WHAT TO PRODUCE:
Reproduce each entry exactly as it reads. Leave the images out.

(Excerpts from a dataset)
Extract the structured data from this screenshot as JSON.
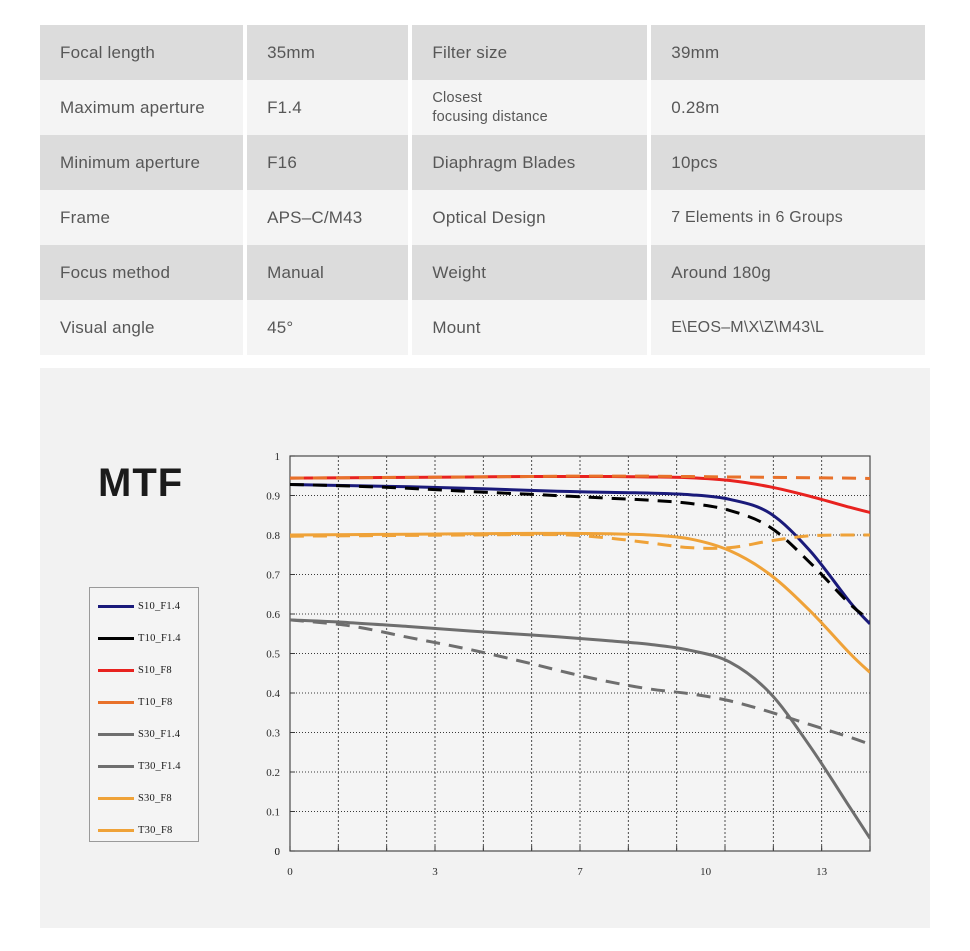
{
  "spec_table": {
    "rows": [
      {
        "shade": "dark",
        "label_a": "Focal length",
        "value_a": "35mm",
        "label_b": "Filter size",
        "value_b": "39mm"
      },
      {
        "shade": "light",
        "label_a": "Maximum aperture",
        "value_a": "F1.4",
        "label_b": "Closest\nfocusing distance",
        "value_b": "0.28m"
      },
      {
        "shade": "dark",
        "label_a": "Minimum aperture",
        "value_a": "F16",
        "label_b": "Diaphragm Blades",
        "value_b": "10pcs"
      },
      {
        "shade": "light",
        "label_a": "Frame",
        "value_a": "APS–C/M43",
        "label_b": "Optical Design",
        "value_b": "7 Elements in 6 Groups"
      },
      {
        "shade": "dark",
        "label_a": "Focus method",
        "value_a": "Manual",
        "label_b": "Weight",
        "value_b": "Around 180g"
      },
      {
        "shade": "light",
        "label_a": "Visual angle",
        "value_a": "45°",
        "label_b": "Mount",
        "value_b": "E\\EOS–M\\X\\Z\\M43\\L"
      }
    ]
  },
  "chart": {
    "title": "MTF",
    "legend": [
      {
        "label": "S10_F1.4",
        "color": "#1a1a7a",
        "dash": "solid"
      },
      {
        "label": "T10_F1.4",
        "color": "#000000",
        "dash": "solid"
      },
      {
        "label": "S10_F8",
        "color": "#e8221f",
        "dash": "solid"
      },
      {
        "label": "T10_F8",
        "color": "#e8712a",
        "dash": "solid"
      },
      {
        "label": "S30_F1.4",
        "color": "#6e6e6e",
        "dash": "solid"
      },
      {
        "label": "T30_F1.4",
        "color": "#6e6e6e",
        "dash": "solid"
      },
      {
        "label": "S30_F8",
        "color": "#efa238",
        "dash": "solid"
      },
      {
        "label": "T30_F8",
        "color": "#efa238",
        "dash": "solid"
      }
    ]
  },
  "chart_data": {
    "type": "line",
    "title": "MTF",
    "xlabel": "",
    "ylabel": "",
    "xlim": [
      0,
      14.5
    ],
    "ylim": [
      0,
      1
    ],
    "grid": true,
    "legend_position": "left",
    "yticks": [
      "0",
      "0.1",
      "0.2",
      "0.3",
      "0.4",
      "0.5",
      "0.6",
      "0.7",
      "0.8",
      "0.9",
      "1"
    ],
    "xticks": [
      "0",
      "3",
      "7",
      "10",
      "13"
    ],
    "xtick_values": [
      0,
      3,
      7,
      10,
      13
    ],
    "x": [
      0,
      1.5,
      3,
      4.5,
      6,
      7,
      8,
      9,
      10,
      11,
      12,
      13,
      14,
      14.5
    ],
    "series": [
      {
        "name": "S10_F1.4",
        "color": "#1a1a7a",
        "style": "solid",
        "values": [
          0.928,
          0.925,
          0.922,
          0.918,
          0.913,
          0.91,
          0.908,
          0.906,
          0.902,
          0.89,
          0.855,
          0.76,
          0.63,
          0.575
        ]
      },
      {
        "name": "T10_F1.4",
        "color": "#000000",
        "style": "dashed",
        "values": [
          0.928,
          0.924,
          0.918,
          0.91,
          0.903,
          0.898,
          0.893,
          0.888,
          0.88,
          0.862,
          0.82,
          0.73,
          0.625,
          0.585
        ]
      },
      {
        "name": "S10_F8",
        "color": "#e8221f",
        "style": "solid",
        "values": [
          0.944,
          0.945,
          0.946,
          0.947,
          0.948,
          0.948,
          0.948,
          0.947,
          0.945,
          0.938,
          0.922,
          0.898,
          0.87,
          0.857
        ]
      },
      {
        "name": "T10_F8",
        "color": "#e8712a",
        "style": "dashed",
        "values": [
          0.944,
          0.945,
          0.946,
          0.947,
          0.948,
          0.949,
          0.949,
          0.949,
          0.948,
          0.947,
          0.946,
          0.945,
          0.944,
          0.943
        ]
      },
      {
        "name": "S30_F1.4",
        "color": "#6e6e6e",
        "style": "solid",
        "values": [
          0.585,
          0.578,
          0.568,
          0.557,
          0.547,
          0.54,
          0.532,
          0.523,
          0.508,
          0.478,
          0.4,
          0.265,
          0.11,
          0.032
        ]
      },
      {
        "name": "T30_F1.4",
        "color": "#6e6e6e",
        "style": "dashed",
        "values": [
          0.585,
          0.57,
          0.54,
          0.51,
          0.475,
          0.45,
          0.428,
          0.41,
          0.398,
          0.38,
          0.352,
          0.32,
          0.288,
          0.27
        ]
      },
      {
        "name": "S30_F8",
        "color": "#efa238",
        "style": "solid",
        "values": [
          0.8,
          0.801,
          0.802,
          0.803,
          0.804,
          0.804,
          0.803,
          0.8,
          0.79,
          0.76,
          0.7,
          0.608,
          0.5,
          0.452
        ]
      },
      {
        "name": "T30_F8",
        "color": "#efa238",
        "style": "dashed",
        "values": [
          0.797,
          0.798,
          0.799,
          0.8,
          0.801,
          0.8,
          0.792,
          0.78,
          0.768,
          0.768,
          0.785,
          0.798,
          0.8,
          0.8
        ]
      }
    ]
  }
}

COMPLETED TASK:
Extract the structured data from this screenshot as JSON.
{
  "spec_table": {
    "rows": [
      {
        "shade": "dark",
        "label_a": "Focal length",
        "value_a": "35mm",
        "label_b": "Filter size",
        "value_b": "39mm"
      },
      {
        "shade": "light",
        "label_a": "Maximum aperture",
        "value_a": "F1.4",
        "label_b": "Closest\nfocusing distance",
        "value_b": "0.28m"
      },
      {
        "shade": "dark",
        "label_a": "Minimum aperture",
        "value_a": "F16",
        "label_b": "Diaphragm Blades",
        "value_b": "10pcs"
      },
      {
        "shade": "light",
        "label_a": "Frame",
        "value_a": "APS–C/M43",
        "label_b": "Optical Design",
        "value_b": "7 Elements in 6 Groups"
      },
      {
        "shade": "dark",
        "label_a": "Focus method",
        "value_a": "Manual",
        "label_b": "Weight",
        "value_b": "Around 180g"
      },
      {
        "shade": "light",
        "label_a": "Visual angle",
        "value_a": "45°",
        "label_b": "Mount",
        "value_b": "E\\EOS–M\\X\\Z\\M43\\L"
      }
    ]
  },
  "chart": {
    "title": "MTF",
    "legend": [
      {
        "label": "S10_F1.4",
        "color": "#1a1a7a",
        "dash": "solid"
      },
      {
        "label": "T10_F1.4",
        "color": "#000000",
        "dash": "solid"
      },
      {
        "label": "S10_F8",
        "color": "#e8221f",
        "dash": "solid"
      },
      {
        "label": "T10_F8",
        "color": "#e8712a",
        "dash": "solid"
      },
      {
        "label": "S30_F1.4",
        "color": "#6e6e6e",
        "dash": "solid"
      },
      {
        "label": "T30_F1.4",
        "color": "#6e6e6e",
        "dash": "solid"
      },
      {
        "label": "S30_F8",
        "color": "#efa238",
        "dash": "solid"
      },
      {
        "label": "T30_F8",
        "color": "#efa238",
        "dash": "solid"
      }
    ]
  },
  "chart_data": {
    "type": "line",
    "title": "MTF",
    "xlabel": "",
    "ylabel": "",
    "xlim": [
      0,
      14.5
    ],
    "ylim": [
      0,
      1
    ],
    "grid": true,
    "legend_position": "left",
    "yticks": [
      "0",
      "0.1",
      "0.2",
      "0.3",
      "0.4",
      "0.5",
      "0.6",
      "0.7",
      "0.8",
      "0.9",
      "1"
    ],
    "xticks": [
      "0",
      "3",
      "7",
      "10",
      "13"
    ],
    "xtick_values": [
      0,
      3,
      7,
      10,
      13
    ],
    "x": [
      0,
      1.5,
      3,
      4.5,
      6,
      7,
      8,
      9,
      10,
      11,
      12,
      13,
      14,
      14.5
    ],
    "series": [
      {
        "name": "S10_F1.4",
        "color": "#1a1a7a",
        "style": "solid",
        "values": [
          0.928,
          0.925,
          0.922,
          0.918,
          0.913,
          0.91,
          0.908,
          0.906,
          0.902,
          0.89,
          0.855,
          0.76,
          0.63,
          0.575
        ]
      },
      {
        "name": "T10_F1.4",
        "color": "#000000",
        "style": "dashed",
        "values": [
          0.928,
          0.924,
          0.918,
          0.91,
          0.903,
          0.898,
          0.893,
          0.888,
          0.88,
          0.862,
          0.82,
          0.73,
          0.625,
          0.585
        ]
      },
      {
        "name": "S10_F8",
        "color": "#e8221f",
        "style": "solid",
        "values": [
          0.944,
          0.945,
          0.946,
          0.947,
          0.948,
          0.948,
          0.948,
          0.947,
          0.945,
          0.938,
          0.922,
          0.898,
          0.87,
          0.857
        ]
      },
      {
        "name": "T10_F8",
        "color": "#e8712a",
        "style": "dashed",
        "values": [
          0.944,
          0.945,
          0.946,
          0.947,
          0.948,
          0.949,
          0.949,
          0.949,
          0.948,
          0.947,
          0.946,
          0.945,
          0.944,
          0.943
        ]
      },
      {
        "name": "S30_F1.4",
        "color": "#6e6e6e",
        "style": "solid",
        "values": [
          0.585,
          0.578,
          0.568,
          0.557,
          0.547,
          0.54,
          0.532,
          0.523,
          0.508,
          0.478,
          0.4,
          0.265,
          0.11,
          0.032
        ]
      },
      {
        "name": "T30_F1.4",
        "color": "#6e6e6e",
        "style": "dashed",
        "values": [
          0.585,
          0.57,
          0.54,
          0.51,
          0.475,
          0.45,
          0.428,
          0.41,
          0.398,
          0.38,
          0.352,
          0.32,
          0.288,
          0.27
        ]
      },
      {
        "name": "S30_F8",
        "color": "#efa238",
        "style": "solid",
        "values": [
          0.8,
          0.801,
          0.802,
          0.803,
          0.804,
          0.804,
          0.803,
          0.8,
          0.79,
          0.76,
          0.7,
          0.608,
          0.5,
          0.452
        ]
      },
      {
        "name": "T30_F8",
        "color": "#efa238",
        "style": "dashed",
        "values": [
          0.797,
          0.798,
          0.799,
          0.8,
          0.801,
          0.8,
          0.792,
          0.78,
          0.768,
          0.768,
          0.785,
          0.798,
          0.8,
          0.8
        ]
      }
    ]
  }
}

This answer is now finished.